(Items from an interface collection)
★ ★ ★ ★ ★

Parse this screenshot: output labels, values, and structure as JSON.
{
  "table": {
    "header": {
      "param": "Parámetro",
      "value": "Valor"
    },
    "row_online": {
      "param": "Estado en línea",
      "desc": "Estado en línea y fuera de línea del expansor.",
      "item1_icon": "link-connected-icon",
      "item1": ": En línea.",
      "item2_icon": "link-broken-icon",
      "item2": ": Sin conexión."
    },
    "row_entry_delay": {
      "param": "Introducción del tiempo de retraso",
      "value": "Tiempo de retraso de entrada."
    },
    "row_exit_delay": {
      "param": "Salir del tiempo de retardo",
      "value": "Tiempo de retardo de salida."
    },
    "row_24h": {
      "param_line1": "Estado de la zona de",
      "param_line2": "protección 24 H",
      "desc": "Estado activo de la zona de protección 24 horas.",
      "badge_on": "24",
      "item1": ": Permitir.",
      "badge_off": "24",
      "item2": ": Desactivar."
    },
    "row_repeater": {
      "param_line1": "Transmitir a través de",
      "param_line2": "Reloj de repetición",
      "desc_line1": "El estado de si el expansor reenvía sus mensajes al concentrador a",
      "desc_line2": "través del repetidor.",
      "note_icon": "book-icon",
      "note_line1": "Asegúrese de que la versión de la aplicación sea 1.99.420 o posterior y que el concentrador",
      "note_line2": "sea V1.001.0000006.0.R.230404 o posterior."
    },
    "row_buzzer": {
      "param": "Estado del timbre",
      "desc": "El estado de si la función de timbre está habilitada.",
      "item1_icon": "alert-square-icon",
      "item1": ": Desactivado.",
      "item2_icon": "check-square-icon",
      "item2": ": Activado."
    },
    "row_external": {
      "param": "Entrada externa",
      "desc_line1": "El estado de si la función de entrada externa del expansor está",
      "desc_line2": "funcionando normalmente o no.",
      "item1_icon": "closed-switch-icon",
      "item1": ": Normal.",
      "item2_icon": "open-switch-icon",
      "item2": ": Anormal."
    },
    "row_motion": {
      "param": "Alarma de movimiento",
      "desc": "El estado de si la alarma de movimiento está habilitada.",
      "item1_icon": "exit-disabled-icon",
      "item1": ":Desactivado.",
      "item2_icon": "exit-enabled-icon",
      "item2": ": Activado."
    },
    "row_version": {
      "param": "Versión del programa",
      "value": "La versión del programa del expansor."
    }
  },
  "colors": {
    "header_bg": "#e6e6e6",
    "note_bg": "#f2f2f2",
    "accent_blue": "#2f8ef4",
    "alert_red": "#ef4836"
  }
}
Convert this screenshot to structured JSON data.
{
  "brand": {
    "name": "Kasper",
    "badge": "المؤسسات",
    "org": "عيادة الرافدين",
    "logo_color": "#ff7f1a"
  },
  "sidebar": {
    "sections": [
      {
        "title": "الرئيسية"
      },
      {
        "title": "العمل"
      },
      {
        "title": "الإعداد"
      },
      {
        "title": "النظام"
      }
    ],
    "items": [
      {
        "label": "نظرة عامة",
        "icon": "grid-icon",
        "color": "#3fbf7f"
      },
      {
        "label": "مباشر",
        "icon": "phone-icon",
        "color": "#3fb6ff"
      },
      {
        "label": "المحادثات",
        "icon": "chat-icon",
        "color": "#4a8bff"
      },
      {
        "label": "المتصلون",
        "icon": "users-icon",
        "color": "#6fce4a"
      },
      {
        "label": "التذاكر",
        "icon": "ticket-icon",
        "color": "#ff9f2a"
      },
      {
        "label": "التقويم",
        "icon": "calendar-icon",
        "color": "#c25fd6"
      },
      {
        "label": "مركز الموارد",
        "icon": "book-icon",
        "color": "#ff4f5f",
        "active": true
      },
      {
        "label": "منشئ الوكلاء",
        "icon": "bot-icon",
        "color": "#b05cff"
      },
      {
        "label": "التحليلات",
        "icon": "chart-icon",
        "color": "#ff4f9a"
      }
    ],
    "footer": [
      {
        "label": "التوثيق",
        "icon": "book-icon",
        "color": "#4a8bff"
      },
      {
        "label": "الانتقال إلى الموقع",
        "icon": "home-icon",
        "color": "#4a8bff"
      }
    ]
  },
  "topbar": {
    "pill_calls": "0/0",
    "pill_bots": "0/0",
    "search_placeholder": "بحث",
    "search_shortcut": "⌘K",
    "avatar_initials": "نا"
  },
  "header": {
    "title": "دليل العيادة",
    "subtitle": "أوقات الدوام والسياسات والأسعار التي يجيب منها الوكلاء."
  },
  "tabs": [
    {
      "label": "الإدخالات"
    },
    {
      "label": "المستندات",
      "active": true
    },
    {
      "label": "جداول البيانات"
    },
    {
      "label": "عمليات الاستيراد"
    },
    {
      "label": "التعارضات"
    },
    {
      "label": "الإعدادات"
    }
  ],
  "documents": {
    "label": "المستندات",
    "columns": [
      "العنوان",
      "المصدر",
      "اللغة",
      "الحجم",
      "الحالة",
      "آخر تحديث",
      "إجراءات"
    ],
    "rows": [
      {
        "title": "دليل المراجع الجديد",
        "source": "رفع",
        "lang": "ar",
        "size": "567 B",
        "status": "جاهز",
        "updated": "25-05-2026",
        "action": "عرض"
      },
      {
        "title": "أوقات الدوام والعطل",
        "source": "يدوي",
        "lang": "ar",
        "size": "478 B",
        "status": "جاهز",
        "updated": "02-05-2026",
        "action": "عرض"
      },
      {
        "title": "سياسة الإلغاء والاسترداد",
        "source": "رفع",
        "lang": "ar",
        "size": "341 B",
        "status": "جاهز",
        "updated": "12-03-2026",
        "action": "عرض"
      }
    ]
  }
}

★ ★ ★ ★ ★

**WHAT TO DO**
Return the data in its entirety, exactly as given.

**FINISHED EXERCISE**
Parse this screenshot: output labels, values, and structure as JSON.
{
  "table": {
    "header": {
      "param": "Parámetro",
      "value": "Valor"
    },
    "row_online": {
      "param": "Estado en línea",
      "desc": "Estado en línea y fuera de línea del expansor.",
      "item1_icon": "link-connected-icon",
      "item1": ": En línea.",
      "item2_icon": "link-broken-icon",
      "item2": ": Sin conexión."
    },
    "row_entry_delay": {
      "param": "Introducción del tiempo de retraso",
      "value": "Tiempo de retraso de entrada."
    },
    "row_exit_delay": {
      "param": "Salir del tiempo de retardo",
      "value": "Tiempo de retardo de salida."
    },
    "row_24h": {
      "param_line1": "Estado de la zona de",
      "param_line2": "protección 24 H",
      "desc": "Estado activo de la zona de protección 24 horas.",
      "badge_on": "24",
      "item1": ": Permitir.",
      "badge_off": "24",
      "item2": ": Desactivar."
    },
    "row_repeater": {
      "param_line1": "Transmitir a través de",
      "param_line2": "Reloj de repetición",
      "desc_line1": "El estado de si el expansor reenvía sus mensajes al concentrador a",
      "desc_line2": "través del repetidor.",
      "note_icon": "book-icon",
      "note_line1": "Asegúrese de que la versión de la aplicación sea 1.99.420 o posterior y que el concentrador",
      "note_line2": "sea V1.001.0000006.0.R.230404 o posterior."
    },
    "row_buzzer": {
      "param": "Estado del timbre",
      "desc": "El estado de si la función de timbre está habilitada.",
      "item1_icon": "alert-square-icon",
      "item1": ": Desactivado.",
      "item2_icon": "check-square-icon",
      "item2": ": Activado."
    },
    "row_external": {
      "param": "Entrada externa",
      "desc_line1": "El estado de si la función de entrada externa del expansor está",
      "desc_line2": "funcionando normalmente o no.",
      "item1_icon": "closed-switch-icon",
      "item1": ": Normal.",
      "item2_icon": "open-switch-icon",
      "item2": ": Anormal."
    },
    "row_motion": {
      "param": "Alarma de movimiento",
      "desc": "El estado de si la alarma de movimiento está habilitada.",
      "item1_icon": "exit-disabled-icon",
      "item1": ":Desactivado.",
      "item2_icon": "exit-enabled-icon",
      "item2": ": Activado."
    },
    "row_version": {
      "param": "Versión del programa",
      "value": "La versión del programa del expansor."
    }
  },
  "colors": {
    "header_bg": "#e6e6e6",
    "note_bg": "#f2f2f2",
    "accent_blue": "#2f8ef4",
    "alert_red": "#ef4836"
  }
}
Convert this screenshot to structured JSON data.
{
  "brand": {
    "name": "Kasper",
    "badge": "المؤسسات",
    "org": "عيادة الرافدين",
    "logo_color": "#ff7f1a"
  },
  "sidebar": {
    "sections": [
      {
        "title": "الرئيسية"
      },
      {
        "title": "العمل"
      },
      {
        "title": "الإعداد"
      },
      {
        "title": "النظام"
      }
    ],
    "items": [
      {
        "label": "نظرة عامة",
        "icon": "grid-icon",
        "color": "#3fbf7f"
      },
      {
        "label": "مباشر",
        "icon": "phone-icon",
        "color": "#3fb6ff"
      },
      {
        "label": "المحادثات",
        "icon": "chat-icon",
        "color": "#4a8bff"
      },
      {
        "label": "المتصلون",
        "icon": "users-icon",
        "color": "#6fce4a"
      },
      {
        "label": "التذاكر",
        "icon": "ticket-icon",
        "color": "#ff9f2a"
      },
      {
        "label": "التقويم",
        "icon": "calendar-icon",
        "color": "#c25fd6"
      },
      {
        "label": "مركز الموارد",
        "icon": "book-icon",
        "color": "#ff4f5f",
        "active": true
      },
      {
        "label": "منشئ الوكلاء",
        "icon": "bot-icon",
        "color": "#b05cff"
      },
      {
        "label": "التحليلات",
        "icon": "chart-icon",
        "color": "#ff4f9a"
      }
    ],
    "footer": [
      {
        "label": "التوثيق",
        "icon": "book-icon",
        "color": "#4a8bff"
      },
      {
        "label": "الانتقال إلى الموقع",
        "icon": "home-icon",
        "color": "#4a8bff"
      }
    ]
  },
  "topbar": {
    "pill_calls": "0/0",
    "pill_bots": "0/0",
    "search_placeholder": "بحث",
    "search_shortcut": "⌘K",
    "avatar_initials": "نا"
  },
  "header": {
    "title": "دليل العيادة",
    "subtitle": "أوقات الدوام والسياسات والأسعار التي يجيب منها الوكلاء."
  },
  "tabs": [
    {
      "label": "الإدخالات"
    },
    {
      "label": "المستندات",
      "active": true
    },
    {
      "label": "جداول البيانات"
    },
    {
      "label": "عمليات الاستيراد"
    },
    {
      "label": "التعارضات"
    },
    {
      "label": "الإعدادات"
    }
  ],
  "documents": {
    "label": "المستندات",
    "columns": [
      "العنوان",
      "المصدر",
      "اللغة",
      "الحجم",
      "الحالة",
      "آخر تحديث",
      "إجراءات"
    ],
    "rows": [
      {
        "title": "دليل المراجع الجديد",
        "source": "رفع",
        "lang": "ar",
        "size": "567 B",
        "status": "جاهز",
        "updated": "25-05-2026",
        "action": "عرض"
      },
      {
        "title": "أوقات الدوام والعطل",
        "source": "يدوي",
        "lang": "ar",
        "size": "478 B",
        "status": "جاهز",
        "updated": "02-05-2026",
        "action": "عرض"
      },
      {
        "title": "سياسة الإلغاء والاسترداد",
        "source": "رفع",
        "lang": "ar",
        "size": "341 B",
        "status": "جاهز",
        "updated": "12-03-2026",
        "action": "عرض"
      }
    ]
  }
}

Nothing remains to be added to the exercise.